GSD Course Bulletin - Fall 2010
This term's information was last refreshed on 08 MAY 2015 15:47:51.
Courses taught by Andreas Georgoulias
05333: Sustainable New Cities (SES 0533300)
Seminar - 4 credits - Limited enrollment
Thursday 10:00 - 1:00 Gund 510
This course will examine the new city project from the lens of design, business, and sustainability. Based on examples of the recent past and drawing upon substantial original material from very recent new city projects worldwide, students will be exposed in analytical tools and approaches that exist only at this scale. Design will be viewed both at the individual building level, as iconic, non-iconic, and a typology for repetition, and also at the planning, urban design, and infrastructure levels. Business analytics and planning will start from defining the value proposition of the new city project, to issues of forecasting demand and complex return modeling. The sustainability perspective will be the centerpiece of the course, the axis that all reports, tools, and methods will be compared to. Sustainability at the new city project will be twofold: one side would examine the environmental, social, and economic aspects of the new city project; the other side would examine the sustainability of the actual project team, making sure that the organization doesn't fail before it starts. Information technology will push the feasibility frontier, will be the enabler for efficiency and effectiveness.The course will be structured in two parts. The first one will start by reviewing the need for new cities, both as a response to rapid urbanization at the developing world, and as an urge to renew the existing urban model. As such, the first part of the course will be both projective and speculative in nature, and it will be covered with lectures and discussions. The class will enter the new city project through several case studies on real projects. Examples from the US and internationally will be reviewed, and guest speakers representing firms involved in the projects will supplement the perspectives discussed in the classroom.The second part of the course will simulate a new city project in the Middle East, where students will be provided substantial proprietary and unpublished material on a real new city project. At the scale of tens of billions total capital cost, the identity of the project will have to be disguised for reasons of confidentiality. However all planning, design, and business consulting reports and financial spreadsheets will be made available. Students will work in small teams, their purpose being to review the material created by the actual project organization, and propose solutions on how to make the new city project sustainable. The course will review design and business decisions at multiple scales. Building projects can be small, medium, and large - however, the real immensity of scale in regards to design powers comes with the new city project. A new city will always be the maximum of the human experiment when it comes to the built space. A new city project is beyond extra-large, and as such its fascinating, promising, hopeful, and very expensive. Mistakes on such a scale can rarely be undone.Plagued by several failed or underperforming examples, new city projects strive to prove that the urbanization process, which normally takes decades, can be simulated, planned, designed, and delivered by a single owner and a design team. Single ownership of a project, as elusive as it can be to conceive at the city scale, provides several benefits of integration and optimization of buildings, systems, nature, and social groups. Large-scale innovation scrapping century-old assumptions, together with replication of the most successful urban environments that exist globally, are all possible at the new city project.The extent and variety of successful outcomes at the new city project attract agents and stakeholders that normally would not be involved, sometimes not even interested, in built projects. Seeing a case in point for "economies of scale", multinational corporations in manufacturing, commodities, energy, IT, finance, etc join forces with architects and plann
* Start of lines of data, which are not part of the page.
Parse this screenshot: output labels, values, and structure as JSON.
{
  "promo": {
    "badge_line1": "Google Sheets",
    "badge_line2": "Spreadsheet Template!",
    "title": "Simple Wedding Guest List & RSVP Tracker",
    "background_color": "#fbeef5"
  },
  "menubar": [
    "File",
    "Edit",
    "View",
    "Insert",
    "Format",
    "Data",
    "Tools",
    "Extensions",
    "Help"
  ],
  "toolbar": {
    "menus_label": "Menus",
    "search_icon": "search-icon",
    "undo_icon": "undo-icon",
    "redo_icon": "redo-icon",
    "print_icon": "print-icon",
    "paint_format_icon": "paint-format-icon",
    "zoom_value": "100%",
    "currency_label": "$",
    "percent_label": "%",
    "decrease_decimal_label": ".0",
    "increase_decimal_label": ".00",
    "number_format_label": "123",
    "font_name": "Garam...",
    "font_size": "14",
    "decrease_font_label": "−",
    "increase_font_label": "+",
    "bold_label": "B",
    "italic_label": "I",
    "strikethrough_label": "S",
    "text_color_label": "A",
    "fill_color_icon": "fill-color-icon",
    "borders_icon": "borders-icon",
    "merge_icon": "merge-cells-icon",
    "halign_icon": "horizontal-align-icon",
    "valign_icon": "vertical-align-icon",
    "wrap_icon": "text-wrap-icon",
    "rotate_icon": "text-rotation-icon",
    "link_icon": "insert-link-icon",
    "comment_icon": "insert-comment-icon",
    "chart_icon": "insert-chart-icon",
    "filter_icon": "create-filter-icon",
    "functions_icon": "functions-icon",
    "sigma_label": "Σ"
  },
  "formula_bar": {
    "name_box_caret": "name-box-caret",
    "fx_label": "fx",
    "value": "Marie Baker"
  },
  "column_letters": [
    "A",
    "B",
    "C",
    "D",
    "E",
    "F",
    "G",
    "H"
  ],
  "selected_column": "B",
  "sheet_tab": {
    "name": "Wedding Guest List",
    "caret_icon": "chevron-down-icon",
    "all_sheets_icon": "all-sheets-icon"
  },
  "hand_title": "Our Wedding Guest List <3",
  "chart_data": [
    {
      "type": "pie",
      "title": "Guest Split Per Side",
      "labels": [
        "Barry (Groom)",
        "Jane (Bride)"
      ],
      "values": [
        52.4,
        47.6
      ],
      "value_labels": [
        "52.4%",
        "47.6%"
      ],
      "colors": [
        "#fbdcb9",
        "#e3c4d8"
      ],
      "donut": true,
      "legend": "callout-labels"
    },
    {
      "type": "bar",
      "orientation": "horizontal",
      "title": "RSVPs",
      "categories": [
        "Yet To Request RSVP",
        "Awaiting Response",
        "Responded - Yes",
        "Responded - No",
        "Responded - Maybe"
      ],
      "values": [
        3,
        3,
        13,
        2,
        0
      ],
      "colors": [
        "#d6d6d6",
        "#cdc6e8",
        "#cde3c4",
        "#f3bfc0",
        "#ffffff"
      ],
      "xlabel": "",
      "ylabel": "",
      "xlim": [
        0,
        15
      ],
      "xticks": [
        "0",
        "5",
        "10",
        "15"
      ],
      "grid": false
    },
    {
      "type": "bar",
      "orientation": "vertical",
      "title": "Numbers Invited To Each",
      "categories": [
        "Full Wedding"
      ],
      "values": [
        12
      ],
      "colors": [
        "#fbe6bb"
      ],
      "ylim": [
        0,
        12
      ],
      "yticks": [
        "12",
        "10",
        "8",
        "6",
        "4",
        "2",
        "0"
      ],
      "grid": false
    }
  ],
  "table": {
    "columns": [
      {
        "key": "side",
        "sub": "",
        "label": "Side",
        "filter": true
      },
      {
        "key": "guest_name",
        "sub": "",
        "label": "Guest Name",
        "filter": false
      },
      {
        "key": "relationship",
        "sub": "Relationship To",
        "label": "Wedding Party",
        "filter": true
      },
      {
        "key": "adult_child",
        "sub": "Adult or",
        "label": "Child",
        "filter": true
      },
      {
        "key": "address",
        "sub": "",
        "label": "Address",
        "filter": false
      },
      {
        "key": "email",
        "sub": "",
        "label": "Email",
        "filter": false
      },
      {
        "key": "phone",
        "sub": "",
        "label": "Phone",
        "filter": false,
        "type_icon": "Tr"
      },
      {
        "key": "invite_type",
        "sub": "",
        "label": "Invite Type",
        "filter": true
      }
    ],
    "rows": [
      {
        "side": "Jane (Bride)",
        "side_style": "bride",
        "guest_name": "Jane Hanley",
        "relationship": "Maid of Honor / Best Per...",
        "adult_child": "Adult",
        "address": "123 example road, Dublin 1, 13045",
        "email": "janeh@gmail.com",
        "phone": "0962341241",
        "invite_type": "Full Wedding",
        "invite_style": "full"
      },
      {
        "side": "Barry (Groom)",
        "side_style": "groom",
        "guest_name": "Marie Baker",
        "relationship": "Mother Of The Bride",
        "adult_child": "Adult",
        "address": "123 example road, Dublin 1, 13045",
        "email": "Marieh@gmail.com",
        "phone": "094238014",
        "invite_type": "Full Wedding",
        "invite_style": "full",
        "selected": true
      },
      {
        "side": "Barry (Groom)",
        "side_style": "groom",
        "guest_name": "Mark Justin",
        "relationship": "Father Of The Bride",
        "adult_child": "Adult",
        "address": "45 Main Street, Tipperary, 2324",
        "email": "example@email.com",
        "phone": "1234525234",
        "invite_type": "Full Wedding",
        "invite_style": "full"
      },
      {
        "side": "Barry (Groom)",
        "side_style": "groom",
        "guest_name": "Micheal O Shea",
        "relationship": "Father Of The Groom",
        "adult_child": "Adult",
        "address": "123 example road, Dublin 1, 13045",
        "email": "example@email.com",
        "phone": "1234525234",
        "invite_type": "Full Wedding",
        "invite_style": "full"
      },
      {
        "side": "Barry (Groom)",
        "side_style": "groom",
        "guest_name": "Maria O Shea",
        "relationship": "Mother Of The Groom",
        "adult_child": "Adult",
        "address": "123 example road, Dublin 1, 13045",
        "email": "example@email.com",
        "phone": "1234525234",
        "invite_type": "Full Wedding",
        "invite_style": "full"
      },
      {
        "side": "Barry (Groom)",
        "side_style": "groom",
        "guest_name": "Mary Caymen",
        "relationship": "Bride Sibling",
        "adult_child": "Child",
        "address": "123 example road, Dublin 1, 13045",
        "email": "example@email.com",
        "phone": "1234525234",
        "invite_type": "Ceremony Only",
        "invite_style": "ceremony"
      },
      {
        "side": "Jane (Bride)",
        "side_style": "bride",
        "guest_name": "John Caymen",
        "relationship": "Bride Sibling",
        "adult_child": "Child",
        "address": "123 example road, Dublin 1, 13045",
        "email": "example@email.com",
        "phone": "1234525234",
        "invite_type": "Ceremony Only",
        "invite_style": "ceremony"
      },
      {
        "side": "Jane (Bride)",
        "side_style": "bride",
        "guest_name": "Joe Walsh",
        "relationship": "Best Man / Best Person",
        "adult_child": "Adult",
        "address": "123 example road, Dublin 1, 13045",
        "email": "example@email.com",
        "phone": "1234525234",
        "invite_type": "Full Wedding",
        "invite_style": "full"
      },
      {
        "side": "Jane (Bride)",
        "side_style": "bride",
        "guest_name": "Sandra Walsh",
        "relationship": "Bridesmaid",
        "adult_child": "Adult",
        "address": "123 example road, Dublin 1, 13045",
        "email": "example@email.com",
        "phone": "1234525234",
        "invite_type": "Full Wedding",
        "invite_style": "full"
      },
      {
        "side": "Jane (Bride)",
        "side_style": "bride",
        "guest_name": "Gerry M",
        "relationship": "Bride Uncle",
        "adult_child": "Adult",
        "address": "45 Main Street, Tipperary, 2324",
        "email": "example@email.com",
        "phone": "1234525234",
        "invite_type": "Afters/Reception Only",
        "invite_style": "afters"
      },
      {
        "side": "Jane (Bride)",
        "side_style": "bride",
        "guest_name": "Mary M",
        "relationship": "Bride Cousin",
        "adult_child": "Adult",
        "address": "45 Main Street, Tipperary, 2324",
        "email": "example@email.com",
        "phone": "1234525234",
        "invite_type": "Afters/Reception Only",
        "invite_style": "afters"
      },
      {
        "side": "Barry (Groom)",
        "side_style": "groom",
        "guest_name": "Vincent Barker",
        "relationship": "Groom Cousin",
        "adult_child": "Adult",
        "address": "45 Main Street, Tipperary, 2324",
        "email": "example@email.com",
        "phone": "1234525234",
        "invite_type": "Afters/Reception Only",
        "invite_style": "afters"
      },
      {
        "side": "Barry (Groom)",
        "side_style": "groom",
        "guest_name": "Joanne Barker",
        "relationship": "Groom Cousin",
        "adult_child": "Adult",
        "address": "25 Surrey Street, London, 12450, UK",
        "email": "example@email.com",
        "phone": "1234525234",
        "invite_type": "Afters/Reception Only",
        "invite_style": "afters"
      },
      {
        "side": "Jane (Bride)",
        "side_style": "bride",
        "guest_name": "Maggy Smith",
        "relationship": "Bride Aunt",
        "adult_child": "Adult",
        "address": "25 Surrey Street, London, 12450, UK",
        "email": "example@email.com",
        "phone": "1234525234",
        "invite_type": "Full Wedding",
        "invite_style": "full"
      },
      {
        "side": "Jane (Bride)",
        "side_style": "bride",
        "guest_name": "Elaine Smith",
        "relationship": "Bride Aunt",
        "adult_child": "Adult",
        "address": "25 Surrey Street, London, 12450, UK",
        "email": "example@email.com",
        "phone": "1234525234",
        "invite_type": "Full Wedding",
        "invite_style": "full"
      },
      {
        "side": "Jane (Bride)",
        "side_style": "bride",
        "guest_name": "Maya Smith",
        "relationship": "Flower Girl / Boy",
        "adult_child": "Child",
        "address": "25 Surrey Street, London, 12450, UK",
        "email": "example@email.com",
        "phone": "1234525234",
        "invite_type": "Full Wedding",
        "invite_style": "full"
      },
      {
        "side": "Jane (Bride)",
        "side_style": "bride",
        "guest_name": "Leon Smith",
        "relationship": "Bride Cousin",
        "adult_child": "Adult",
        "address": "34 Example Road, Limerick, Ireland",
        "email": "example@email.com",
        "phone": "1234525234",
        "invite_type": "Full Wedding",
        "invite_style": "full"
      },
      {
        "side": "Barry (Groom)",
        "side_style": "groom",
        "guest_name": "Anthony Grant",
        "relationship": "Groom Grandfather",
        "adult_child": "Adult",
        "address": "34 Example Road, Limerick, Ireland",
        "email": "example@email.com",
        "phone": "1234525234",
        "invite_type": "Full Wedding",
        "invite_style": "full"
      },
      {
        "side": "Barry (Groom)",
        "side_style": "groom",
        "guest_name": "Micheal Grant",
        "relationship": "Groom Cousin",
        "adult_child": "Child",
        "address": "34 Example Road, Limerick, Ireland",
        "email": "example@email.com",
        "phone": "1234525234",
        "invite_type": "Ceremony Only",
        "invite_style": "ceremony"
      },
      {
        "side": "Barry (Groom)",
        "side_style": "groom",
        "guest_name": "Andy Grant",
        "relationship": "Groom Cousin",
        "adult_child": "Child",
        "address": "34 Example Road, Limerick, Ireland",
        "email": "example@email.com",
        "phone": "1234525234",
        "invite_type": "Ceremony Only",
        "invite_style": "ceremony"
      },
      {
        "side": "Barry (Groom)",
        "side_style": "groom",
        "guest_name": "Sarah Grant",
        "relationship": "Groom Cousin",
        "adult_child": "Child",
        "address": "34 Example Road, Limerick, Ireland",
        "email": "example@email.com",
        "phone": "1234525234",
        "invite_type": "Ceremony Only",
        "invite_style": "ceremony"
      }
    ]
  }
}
07411: Design and Development: from Concept to Implementation (PRO 0741100)
Lecture - 4 credits
Monday Wednesday 11:30 - 1:00 Gund 318
Please note that the course will meet in room 109 for the first session on Wednesday, September 8This course examines the real estate design and development process, from the first idea and the original conceptual sketch to the creation of building and infrastructure assets. During this complex but fascinating process, the designer is placed within a system of other agencies, each one having specific roles, expertise and capabilities but sometimes different incentives and goals. The course provides students with a thorough understanding of the role of each entity and describes how risks and rewards are created and distributed amongst people and organizations. Centering on the needs of the developer-owner, this year's topics include: - Strategies for successful design implementation;- Selection of the architect, consultants and contractors;- Overview and selection of the appropriate project delivery method;- When and how designers should invest in the projects they design;- Working in mega-projects spanning multiple countries;- Understanding project and firm risks and handling uncertainty;~ Assessing and implementing sustainability requirements and technological innovations.Case studies provide the framework for the course, and the case studies together with lectures, guest speakers, and the assigned readings constitute the basis for class discussions. Students are expected to prepare the assigned case study before each session and argue effectively about their analysis in class. During the course, students will build specific skills on negotiations, budgeting, scheduling, and financial return calculations through short assignments and in-class simulations. A final paper will bring together all topics presented throughout the semester. There are no prerequisites, however some professional experience would be advantageous. The course welcomes students with non-design backgrounds and expertise.